Definition: High Key lighting/photography
High key photography is a modern lighting technique that is based on using mid-tone greys through to bright whites. The use of bright lights and lighting to eliminate shadow reduced the contrasts in the picture.
Early film was not good at coping with extreme blacks right through to extreme whites and all the shades in between. As a result the lighting was arranged to ensure that the contrasts were reduced. Deep black shadows were removed by the lighting leaving much less variation in the range of brightnesses in a scene. The contrast reduction raised the lighting levels overall – the scene tended to lose the benefit of modelling caused by shadows. This made mood difficult to express because all the tones were in the upper range of brightness.
The history of photography has shown a gradual improvement in the dynamic range of contrast that the camera can record. Modern digital cameras (DSLRs and others) are able to cope with a much wider range of contrast than older film. Digital sensors are now beginning to be able to offer a wider range of contrasts than even the most modern film formats.

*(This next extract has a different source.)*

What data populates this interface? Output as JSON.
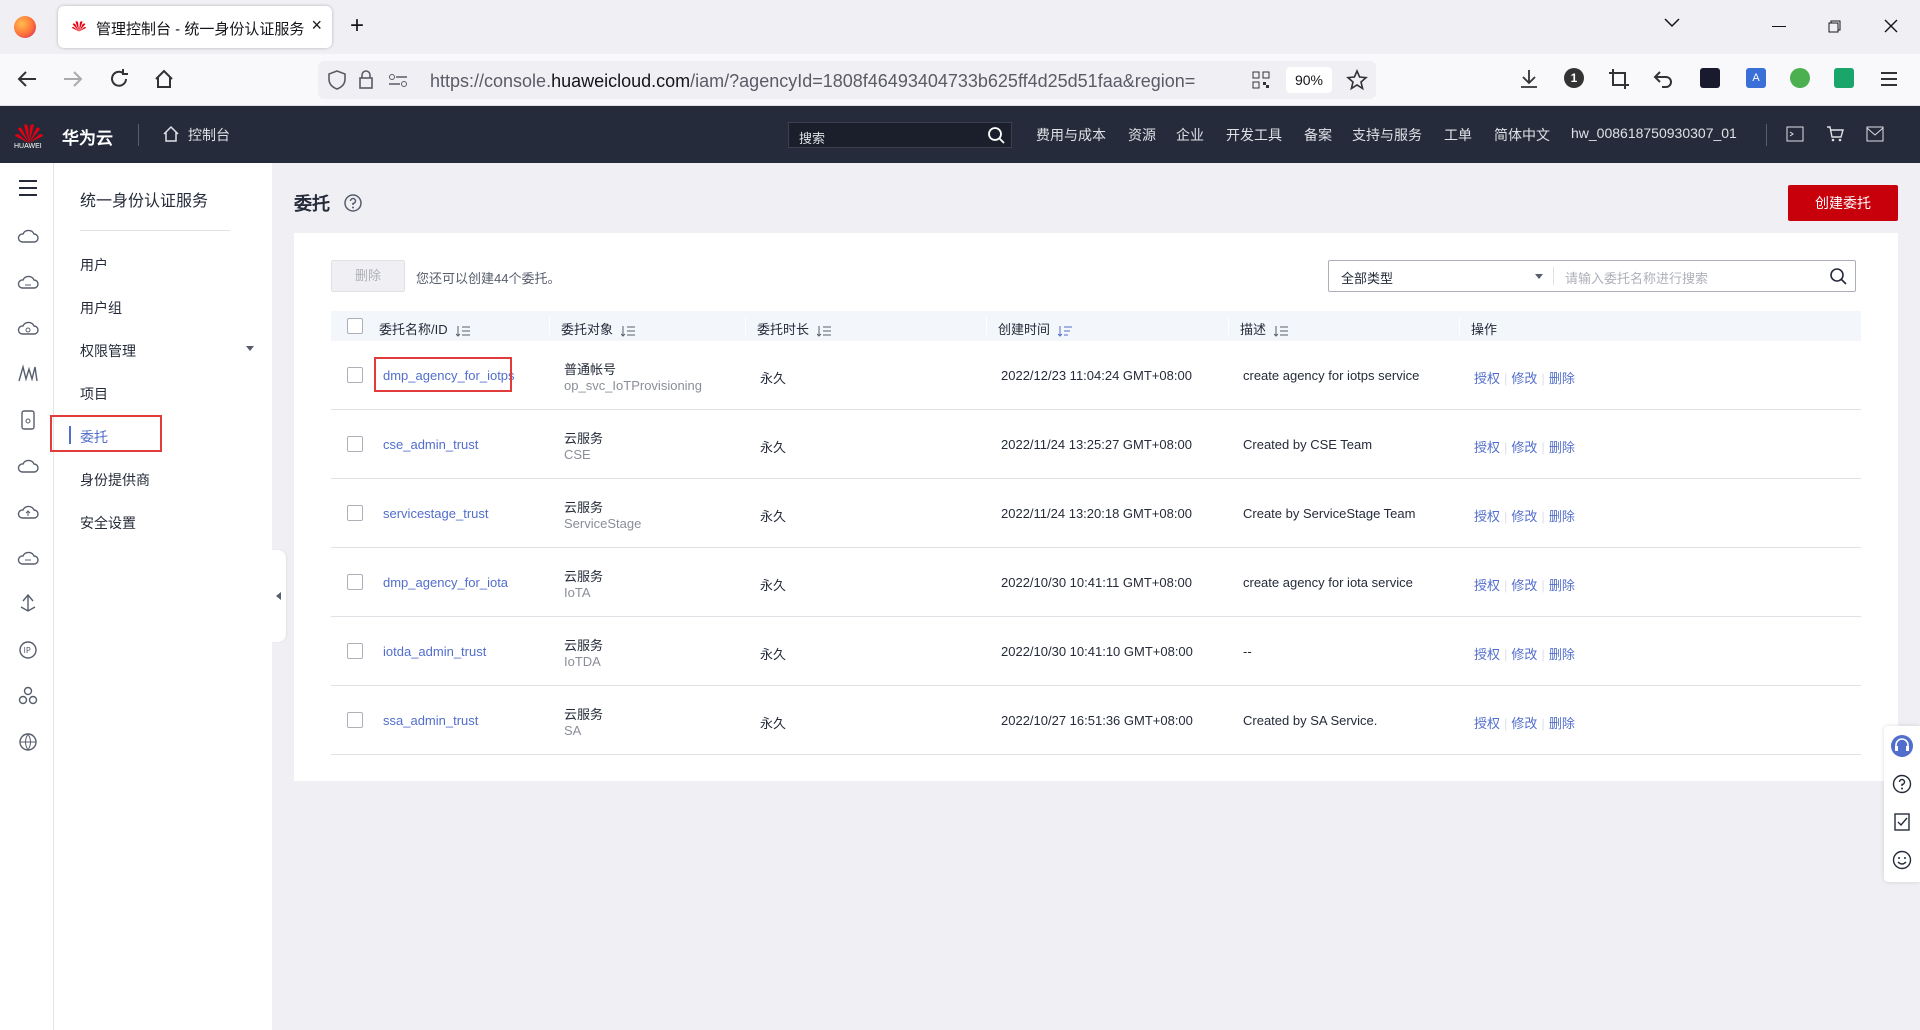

The use of high key lighting gradually gave way to methods of lighting mimicking natural light sources. Today, high key photography lives on as bright light and high light levels. The modern emphasis on whites has become a genre of its own much used in fashion and portrait photography. Modern high key shots typically have a large proportion of whites. White on white shots with only minor tonal variation, is a common and a prominent feature of the high key genre.

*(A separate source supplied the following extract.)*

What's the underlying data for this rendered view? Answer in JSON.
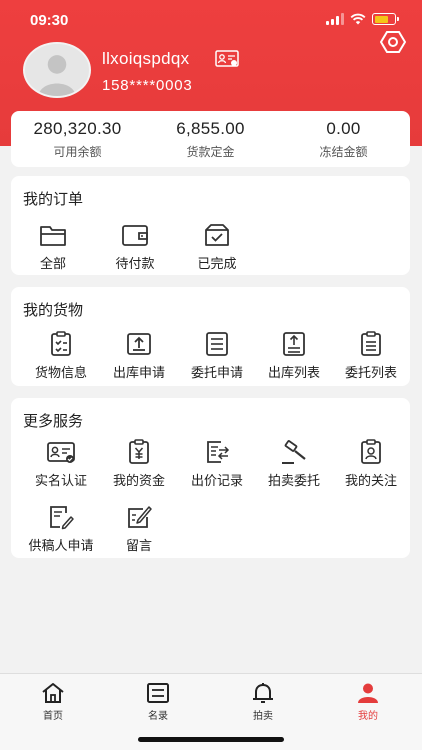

High key shots today are mostly about high brightness. Special emphasis is put on techniques to light the background as bright white. The following diagram shows how this is done…